→ Element data from apps and pages:
*** Begin section ***

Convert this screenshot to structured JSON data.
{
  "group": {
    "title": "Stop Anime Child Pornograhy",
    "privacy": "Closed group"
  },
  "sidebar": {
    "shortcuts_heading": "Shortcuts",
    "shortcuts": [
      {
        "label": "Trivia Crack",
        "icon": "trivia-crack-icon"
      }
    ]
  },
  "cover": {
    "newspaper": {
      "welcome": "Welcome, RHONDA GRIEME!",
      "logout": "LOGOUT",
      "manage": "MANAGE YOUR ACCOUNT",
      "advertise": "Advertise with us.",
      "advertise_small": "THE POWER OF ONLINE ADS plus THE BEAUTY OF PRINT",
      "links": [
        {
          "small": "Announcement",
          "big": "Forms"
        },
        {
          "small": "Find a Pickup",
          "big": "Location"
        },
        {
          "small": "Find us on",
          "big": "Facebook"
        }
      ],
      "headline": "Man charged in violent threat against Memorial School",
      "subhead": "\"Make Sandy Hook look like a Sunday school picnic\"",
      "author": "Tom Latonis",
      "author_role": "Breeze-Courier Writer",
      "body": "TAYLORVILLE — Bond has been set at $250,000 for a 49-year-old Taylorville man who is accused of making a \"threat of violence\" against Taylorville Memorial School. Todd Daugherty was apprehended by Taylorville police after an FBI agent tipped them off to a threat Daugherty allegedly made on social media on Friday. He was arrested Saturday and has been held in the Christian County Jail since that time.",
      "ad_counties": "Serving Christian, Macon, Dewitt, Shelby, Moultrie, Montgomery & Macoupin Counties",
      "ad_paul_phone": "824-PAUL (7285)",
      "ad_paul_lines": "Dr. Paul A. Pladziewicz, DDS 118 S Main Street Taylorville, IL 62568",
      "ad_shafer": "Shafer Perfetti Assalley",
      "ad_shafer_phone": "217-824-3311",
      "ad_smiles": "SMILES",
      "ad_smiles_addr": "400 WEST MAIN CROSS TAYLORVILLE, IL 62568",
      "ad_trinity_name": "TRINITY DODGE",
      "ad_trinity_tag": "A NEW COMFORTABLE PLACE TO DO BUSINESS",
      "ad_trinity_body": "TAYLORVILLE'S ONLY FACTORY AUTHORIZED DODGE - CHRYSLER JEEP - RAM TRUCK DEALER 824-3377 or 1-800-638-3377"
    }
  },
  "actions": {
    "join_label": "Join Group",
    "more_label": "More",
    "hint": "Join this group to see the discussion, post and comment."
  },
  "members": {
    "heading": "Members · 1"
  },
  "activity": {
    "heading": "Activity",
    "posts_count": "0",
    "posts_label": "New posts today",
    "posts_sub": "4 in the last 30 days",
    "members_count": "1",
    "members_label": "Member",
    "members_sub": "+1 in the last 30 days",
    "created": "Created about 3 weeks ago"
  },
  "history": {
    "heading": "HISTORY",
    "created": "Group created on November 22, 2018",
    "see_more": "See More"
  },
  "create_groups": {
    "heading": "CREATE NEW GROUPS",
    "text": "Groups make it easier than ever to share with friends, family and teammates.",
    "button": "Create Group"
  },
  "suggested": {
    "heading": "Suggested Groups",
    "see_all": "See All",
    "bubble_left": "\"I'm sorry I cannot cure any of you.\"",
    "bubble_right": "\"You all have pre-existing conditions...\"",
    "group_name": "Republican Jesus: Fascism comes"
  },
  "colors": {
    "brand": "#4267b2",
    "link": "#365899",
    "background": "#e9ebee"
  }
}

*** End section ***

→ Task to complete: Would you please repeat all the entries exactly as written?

→ Answer to this problem:
Convert this screenshot to structured JSON data.
{
  "group": {
    "title": "Stop Anime Child Pornograhy",
    "privacy": "Closed group"
  },
  "sidebar": {
    "shortcuts_heading": "Shortcuts",
    "shortcuts": [
      {
        "label": "Trivia Crack",
        "icon": "trivia-crack-icon"
      }
    ]
  },
  "cover": {
    "newspaper": {
      "welcome": "Welcome, RHONDA GRIEME!",
      "logout": "LOGOUT",
      "manage": "MANAGE YOUR ACCOUNT",
      "advertise": "Advertise with us.",
      "advertise_small": "THE POWER OF ONLINE ADS plus THE BEAUTY OF PRINT",
      "links": [
        {
          "small": "Announcement",
          "big": "Forms"
        },
        {
          "small": "Find a Pickup",
          "big": "Location"
        },
        {
          "small": "Find us on",
          "big": "Facebook"
        }
      ],
      "headline": "Man charged in violent threat against Memorial School",
      "subhead": "\"Make Sandy Hook look like a Sunday school picnic\"",
      "author": "Tom Latonis",
      "author_role": "Breeze-Courier Writer",
      "body": "TAYLORVILLE — Bond has been set at $250,000 for a 49-year-old Taylorville man who is accused of making a \"threat of violence\" against Taylorville Memorial School. Todd Daugherty was apprehended by Taylorville police after an FBI agent tipped them off to a threat Daugherty allegedly made on social media on Friday. He was arrested Saturday and has been held in the Christian County Jail since that time.",
      "ad_counties": "Serving Christian, Macon, Dewitt, Shelby, Moultrie, Montgomery & Macoupin Counties",
      "ad_paul_phone": "824-PAUL (7285)",
      "ad_paul_lines": "Dr. Paul A. Pladziewicz, DDS 118 S Main Street Taylorville, IL 62568",
      "ad_shafer": "Shafer Perfetti Assalley",
      "ad_shafer_phone": "217-824-3311",
      "ad_smiles": "SMILES",
      "ad_smiles_addr": "400 WEST MAIN CROSS TAYLORVILLE, IL 62568",
      "ad_trinity_name": "TRINITY DODGE",
      "ad_trinity_tag": "A NEW COMFORTABLE PLACE TO DO BUSINESS",
      "ad_trinity_body": "TAYLORVILLE'S ONLY FACTORY AUTHORIZED DODGE - CHRYSLER JEEP - RAM TRUCK DEALER 824-3377 or 1-800-638-3377"
    }
  },
  "actions": {
    "join_label": "Join Group",
    "more_label": "More",
    "hint": "Join this group to see the discussion, post and comment."
  },
  "members": {
    "heading": "Members · 1"
  },
  "activity": {
    "heading": "Activity",
    "posts_count": "0",
    "posts_label": "New posts today",
    "posts_sub": "4 in the last 30 days",
    "members_count": "1",
    "members_label": "Member",
    "members_sub": "+1 in the last 30 days",
    "created": "Created about 3 weeks ago"
  },
  "history": {
    "heading": "HISTORY",
    "created": "Group created on November 22, 2018",
    "see_more": "See More"
  },
  "create_groups": {
    "heading": "CREATE NEW GROUPS",
    "text": "Groups make it easier than ever to share with friends, family and teammates.",
    "button": "Create Group"
  },
  "suggested": {
    "heading": "Suggested Groups",
    "see_all": "See All",
    "bubble_left": "\"I'm sorry I cannot cure any of you.\"",
    "bubble_right": "\"You all have pre-existing conditions...\"",
    "group_name": "Republican Jesus: Fascism comes"
  },
  "colors": {
    "brand": "#4267b2",
    "link": "#365899",
    "background": "#e9ebee"
  }
}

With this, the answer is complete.